↑ Top ↑

For more discussion of the unitary patent system please visit IPcopy’s Unitary Patent Package page.

For more discussion of Brexit please visit IPcopy’s Brexit & IP page.

Mark Richardson 11 April 2017

List of ratified states (as of 11 April 2017): Netherlands, Bulgaria, Finland, Portugal, Luxembourg, Malta, Denmark, Belgium, Sweden, France and Austria

The unitary patent system will start with the above 12 countries plus the UK and Germany at a minimum. Potentially Lithuania, Slovenia, Latvia and Hungary will have completed their ratification processes before the system begins.

Eagle eyed readers will note that we said “the same invention” above. Although it will not be possible to get a unitary patent and a traditionally validated European patent in respect of the same invention it would be possible to file a divisional application and pursue two very similar inventions. Upon grant one patent could request unitary effect and the other one could be traditionally validated.

As far as double patenting between a national patent and a unitary patent is concerned then this will probably vary on a country by country basis. The UK for example is not going to allow a GB patent in respect of the same invention covered by a unitary patent. Germany on the other hand appears to be willing to allow such double patenting.

↑ Top ↑


Leave a Reply

Fill in your details below or click an icon to log in:

WordPress.com Logo

You are commenting using your WordPress.com account. Log Out / Change )

Twitter picture

You are commenting using your Twitter account. Log Out / Change )

Facebook photo

You are commenting using your Facebook account.
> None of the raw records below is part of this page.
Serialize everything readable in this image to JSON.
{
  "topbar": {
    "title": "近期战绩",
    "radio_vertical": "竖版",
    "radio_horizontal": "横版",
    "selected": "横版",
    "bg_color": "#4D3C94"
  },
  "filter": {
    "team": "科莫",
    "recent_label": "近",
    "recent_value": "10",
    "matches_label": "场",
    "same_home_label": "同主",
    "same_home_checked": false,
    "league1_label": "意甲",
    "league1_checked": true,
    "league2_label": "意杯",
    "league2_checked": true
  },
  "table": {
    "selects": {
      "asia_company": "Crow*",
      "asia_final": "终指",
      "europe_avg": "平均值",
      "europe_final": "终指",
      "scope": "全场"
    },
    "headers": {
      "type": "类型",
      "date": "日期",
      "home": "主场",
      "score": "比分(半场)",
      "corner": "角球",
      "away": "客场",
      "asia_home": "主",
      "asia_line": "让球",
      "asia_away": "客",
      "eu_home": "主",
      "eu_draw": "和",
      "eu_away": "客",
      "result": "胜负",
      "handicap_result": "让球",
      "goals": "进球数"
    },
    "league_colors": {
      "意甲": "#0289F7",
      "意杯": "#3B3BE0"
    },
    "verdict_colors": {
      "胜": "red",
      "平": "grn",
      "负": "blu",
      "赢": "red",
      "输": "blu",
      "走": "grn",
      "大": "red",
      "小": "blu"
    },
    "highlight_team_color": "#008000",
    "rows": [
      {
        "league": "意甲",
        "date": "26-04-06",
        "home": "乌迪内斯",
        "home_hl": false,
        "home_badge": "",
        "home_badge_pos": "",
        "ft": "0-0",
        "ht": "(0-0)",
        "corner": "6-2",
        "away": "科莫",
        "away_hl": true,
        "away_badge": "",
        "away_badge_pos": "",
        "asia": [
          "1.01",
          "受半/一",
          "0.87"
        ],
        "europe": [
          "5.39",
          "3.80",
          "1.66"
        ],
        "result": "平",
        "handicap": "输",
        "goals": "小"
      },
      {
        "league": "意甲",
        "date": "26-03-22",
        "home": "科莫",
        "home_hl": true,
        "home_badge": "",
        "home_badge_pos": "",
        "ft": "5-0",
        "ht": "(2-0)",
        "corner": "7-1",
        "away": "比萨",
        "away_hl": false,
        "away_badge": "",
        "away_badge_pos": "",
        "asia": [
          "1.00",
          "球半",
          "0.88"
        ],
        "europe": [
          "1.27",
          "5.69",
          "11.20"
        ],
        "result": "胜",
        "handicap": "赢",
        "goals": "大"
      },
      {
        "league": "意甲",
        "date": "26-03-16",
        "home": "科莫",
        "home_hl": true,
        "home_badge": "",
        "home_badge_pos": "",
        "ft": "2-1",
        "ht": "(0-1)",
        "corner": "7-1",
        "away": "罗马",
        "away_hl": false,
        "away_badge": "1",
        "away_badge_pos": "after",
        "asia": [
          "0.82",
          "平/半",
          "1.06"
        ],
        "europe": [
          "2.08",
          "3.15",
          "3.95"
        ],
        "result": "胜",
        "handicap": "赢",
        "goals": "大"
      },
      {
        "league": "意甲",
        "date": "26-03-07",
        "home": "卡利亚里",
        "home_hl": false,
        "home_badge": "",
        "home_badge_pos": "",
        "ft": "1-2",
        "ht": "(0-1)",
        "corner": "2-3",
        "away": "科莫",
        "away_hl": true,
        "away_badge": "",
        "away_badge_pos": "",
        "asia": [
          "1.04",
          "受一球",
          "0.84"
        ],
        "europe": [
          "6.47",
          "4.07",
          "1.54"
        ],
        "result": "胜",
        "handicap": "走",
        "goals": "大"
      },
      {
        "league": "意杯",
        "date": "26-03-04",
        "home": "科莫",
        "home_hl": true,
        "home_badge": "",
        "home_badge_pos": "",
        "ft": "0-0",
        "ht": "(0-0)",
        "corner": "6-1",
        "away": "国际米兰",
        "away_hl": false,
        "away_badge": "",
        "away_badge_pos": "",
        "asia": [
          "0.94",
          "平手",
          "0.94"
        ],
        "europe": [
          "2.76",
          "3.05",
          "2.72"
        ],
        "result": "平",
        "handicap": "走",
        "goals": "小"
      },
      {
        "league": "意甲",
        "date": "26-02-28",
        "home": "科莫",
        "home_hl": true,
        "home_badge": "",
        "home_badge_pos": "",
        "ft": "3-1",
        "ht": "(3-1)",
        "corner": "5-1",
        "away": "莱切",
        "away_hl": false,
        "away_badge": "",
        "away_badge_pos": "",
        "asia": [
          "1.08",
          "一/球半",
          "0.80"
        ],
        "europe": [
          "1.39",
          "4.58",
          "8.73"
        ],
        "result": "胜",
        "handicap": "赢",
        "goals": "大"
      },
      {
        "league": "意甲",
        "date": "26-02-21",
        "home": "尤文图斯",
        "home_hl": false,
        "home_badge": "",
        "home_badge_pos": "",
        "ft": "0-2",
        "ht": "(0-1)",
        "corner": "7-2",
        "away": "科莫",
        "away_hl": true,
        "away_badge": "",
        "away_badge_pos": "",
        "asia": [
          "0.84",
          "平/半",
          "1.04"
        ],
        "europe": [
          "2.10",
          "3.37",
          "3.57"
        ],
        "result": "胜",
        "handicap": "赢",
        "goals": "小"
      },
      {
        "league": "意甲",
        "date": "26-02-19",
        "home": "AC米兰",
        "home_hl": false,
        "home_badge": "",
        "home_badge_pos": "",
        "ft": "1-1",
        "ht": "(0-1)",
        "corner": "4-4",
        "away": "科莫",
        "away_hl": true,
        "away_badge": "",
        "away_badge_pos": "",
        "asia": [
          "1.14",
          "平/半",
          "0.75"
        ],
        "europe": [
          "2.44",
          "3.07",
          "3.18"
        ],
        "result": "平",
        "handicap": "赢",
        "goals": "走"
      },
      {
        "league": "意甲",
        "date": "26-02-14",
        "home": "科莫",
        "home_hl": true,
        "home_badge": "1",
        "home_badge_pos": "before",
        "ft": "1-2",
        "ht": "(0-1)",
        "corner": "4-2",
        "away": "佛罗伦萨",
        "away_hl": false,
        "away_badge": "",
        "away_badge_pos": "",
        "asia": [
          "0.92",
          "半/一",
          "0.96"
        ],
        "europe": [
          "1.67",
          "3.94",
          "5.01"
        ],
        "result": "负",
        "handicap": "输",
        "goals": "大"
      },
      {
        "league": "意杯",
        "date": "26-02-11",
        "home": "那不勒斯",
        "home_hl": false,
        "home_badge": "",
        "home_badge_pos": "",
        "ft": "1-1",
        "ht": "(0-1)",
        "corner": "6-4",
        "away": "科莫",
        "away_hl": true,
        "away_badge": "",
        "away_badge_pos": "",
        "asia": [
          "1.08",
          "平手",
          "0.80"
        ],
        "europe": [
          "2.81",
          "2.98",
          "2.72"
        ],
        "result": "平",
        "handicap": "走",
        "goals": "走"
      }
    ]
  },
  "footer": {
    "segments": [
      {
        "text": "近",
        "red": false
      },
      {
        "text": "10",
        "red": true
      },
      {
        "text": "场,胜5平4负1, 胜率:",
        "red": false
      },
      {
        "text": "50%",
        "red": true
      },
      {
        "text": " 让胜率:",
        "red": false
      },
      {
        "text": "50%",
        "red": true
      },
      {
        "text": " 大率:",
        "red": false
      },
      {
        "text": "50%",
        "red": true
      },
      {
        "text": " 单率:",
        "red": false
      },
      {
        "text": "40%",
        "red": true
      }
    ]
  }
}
Log Out / Change )

Google+ photo

You are commenting using your Google+ account. Log Out / Change )

Connecting to %s

%d bloggers like this: